I read an article once where Nora Roberts was quoted as saying: “You can’t fix a blank page.”
For me, my ideal writing goal is five pages a day. With chapters of approximately 15 pages, that’s three days per chapter, right? Uh, not usually. Five pages a day is when I’m really cranking out the words, inspiration is flowing, my muse is in the room (and cooperative). Three pages are the minimum acceptable pages per day for me. But what about the times when the words aren’t flowing, when I really don’t know what happens next?
I write something, because in the words of “La Nora,” you can’t fix a blank page.

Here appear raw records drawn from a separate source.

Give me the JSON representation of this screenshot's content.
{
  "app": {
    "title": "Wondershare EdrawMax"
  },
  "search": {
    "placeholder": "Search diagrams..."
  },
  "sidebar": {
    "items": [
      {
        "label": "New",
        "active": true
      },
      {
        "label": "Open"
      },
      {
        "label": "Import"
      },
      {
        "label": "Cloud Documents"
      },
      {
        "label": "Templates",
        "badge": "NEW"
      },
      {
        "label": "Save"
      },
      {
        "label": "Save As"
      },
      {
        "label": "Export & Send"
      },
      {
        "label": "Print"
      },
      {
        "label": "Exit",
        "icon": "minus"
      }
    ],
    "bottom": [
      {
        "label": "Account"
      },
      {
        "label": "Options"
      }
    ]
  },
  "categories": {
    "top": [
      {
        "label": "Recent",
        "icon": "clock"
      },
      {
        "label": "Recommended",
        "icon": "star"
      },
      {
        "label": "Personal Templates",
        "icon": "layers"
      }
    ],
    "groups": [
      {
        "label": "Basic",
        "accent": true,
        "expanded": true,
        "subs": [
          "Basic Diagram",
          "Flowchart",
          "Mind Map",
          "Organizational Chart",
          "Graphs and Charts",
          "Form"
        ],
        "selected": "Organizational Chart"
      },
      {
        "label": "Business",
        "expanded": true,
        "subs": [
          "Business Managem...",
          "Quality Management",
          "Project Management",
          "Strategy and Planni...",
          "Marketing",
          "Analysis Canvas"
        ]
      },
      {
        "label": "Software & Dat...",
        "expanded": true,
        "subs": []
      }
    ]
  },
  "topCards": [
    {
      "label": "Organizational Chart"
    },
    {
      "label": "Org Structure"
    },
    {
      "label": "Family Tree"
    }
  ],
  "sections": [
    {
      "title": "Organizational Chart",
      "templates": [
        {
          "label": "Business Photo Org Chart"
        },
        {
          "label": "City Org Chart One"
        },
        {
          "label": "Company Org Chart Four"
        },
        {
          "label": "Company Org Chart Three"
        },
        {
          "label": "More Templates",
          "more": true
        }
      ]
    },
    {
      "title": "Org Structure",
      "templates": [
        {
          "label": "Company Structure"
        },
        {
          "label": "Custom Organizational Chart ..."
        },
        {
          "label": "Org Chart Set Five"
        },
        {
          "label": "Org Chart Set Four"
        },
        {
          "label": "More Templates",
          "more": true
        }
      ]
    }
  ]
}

I’ve recently finished writing my sixth book, and I’ve finally realized that it’s easier for me to face a blank page of paper than a blinking cursor in an empty Word document. I used to think it was because a blank computer page was simply more intimidating than a blank journal page. That may be true, but the words just seem to flow easier from my brain to a fountain pen to a blank page. There’s more of a visceral connection. As a result, I now save myself a lot of blank-page angst and write the first draft of each chapter in longhand. I give myself permission to write something, anything.
I explore my plot and characters on the page, to talk to myself on the page and work out ideas, and even to write what I know to be crap that I’ll be tossing in the literal or electronic trash can later. Because I can’t fix something that ain’t there. For those of you who (like me) shoveled cow manure into the dirt of the family garden when you were kids—you know that it takes a lot of crap to grow a good garden.
Nobody gets it right the first time; and heck, sometimes not even the second or third time. For me, first drafts are about just getting the story down. The second draft is for bringing it to life. The details, the nuances, digging deep for the sub-plots and motivations that didn’t (and couldn’t) make themselves known to me until I had the entire story down.
Unless you’re blessed, lucky, or unbelievably skilled, your first draft is going to be what we southerners call “butt ugly.” Mine are, and I’ve accepted that. There’s the struggle to get what’s in my head onto the paper and then to the screen. But mainly my problem is that I’m still working out the guts of the story while I’m writing it. I know the beginning, some scenes scattered throughout the book, and I know the ending. The trick is to come up with the elements that link all of those together—to create the story.
Writing, weaving a story, creating a world that’s never existed before, is fun—at least it should be. So give yourself permission to play.